[What you need to do]:
The answer is the data below, repeated exactly, with no pictures included.

--- START ---

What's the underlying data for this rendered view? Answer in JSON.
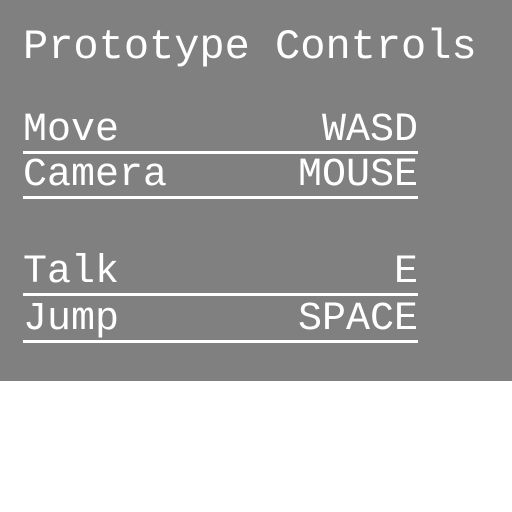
{
  "panel": {
    "title": "Prototype Controls",
    "controls": [
      {
        "action": "Move",
        "key": "WASD"
      },
      {
        "action": "Camera",
        "key": "MOUSE"
      },
      {
        "action": "Talk",
        "key": "E"
      },
      {
        "action": "Jump",
        "key": "SPACE"
      }
    ]
  },
  "colors": {
    "panel_background": "#808080",
    "text": "#ffffff",
    "page_background": "#ffffff"
  }
}
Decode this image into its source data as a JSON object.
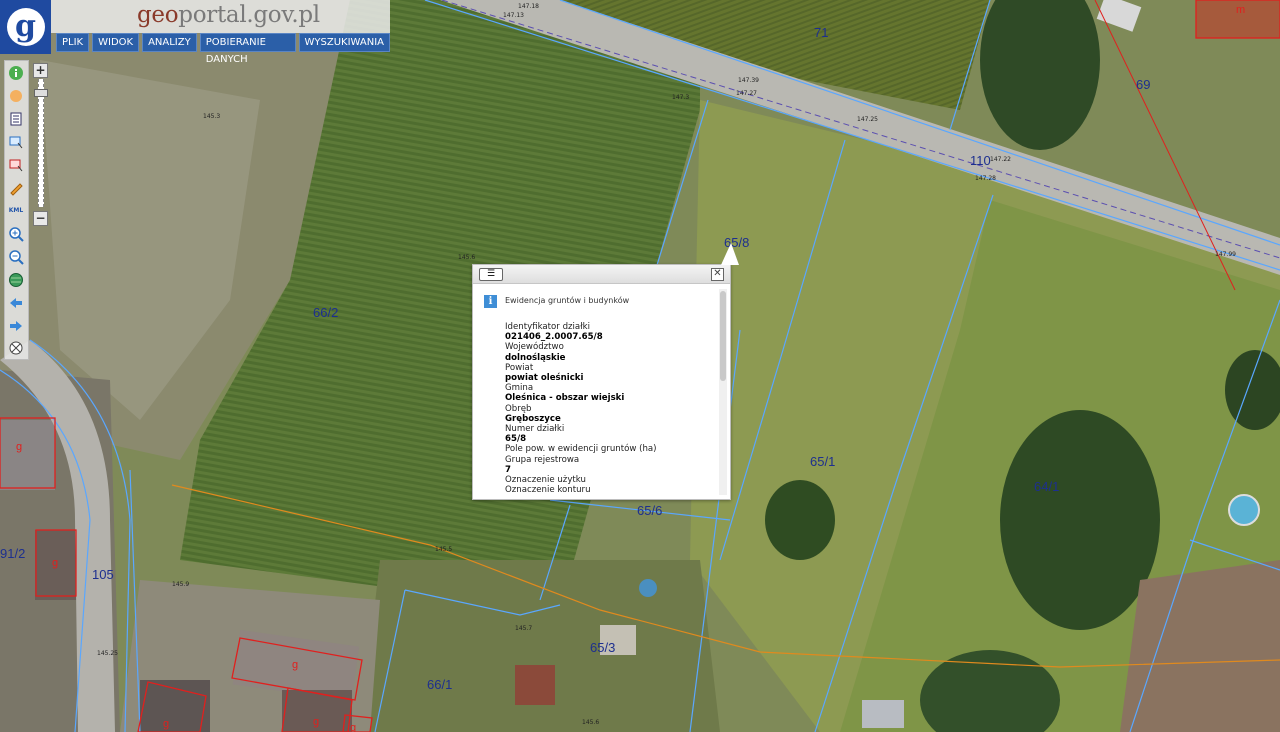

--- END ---

[Exercise response]:
What's the underlying data for this rendered view? Answer in JSON.
{
  "panel": {
    "title": "Prototype Controls",
    "controls": [
      {
        "action": "Move",
        "key": "WASD"
      },
      {
        "action": "Camera",
        "key": "MOUSE"
      },
      {
        "action": "Talk",
        "key": "E"
      },
      {
        "action": "Jump",
        "key": "SPACE"
      }
    ]
  },
  "colors": {
    "panel_background": "#808080",
    "text": "#ffffff",
    "page_background": "#ffffff"
  }
}
Decode this image into its source data as a JSON object.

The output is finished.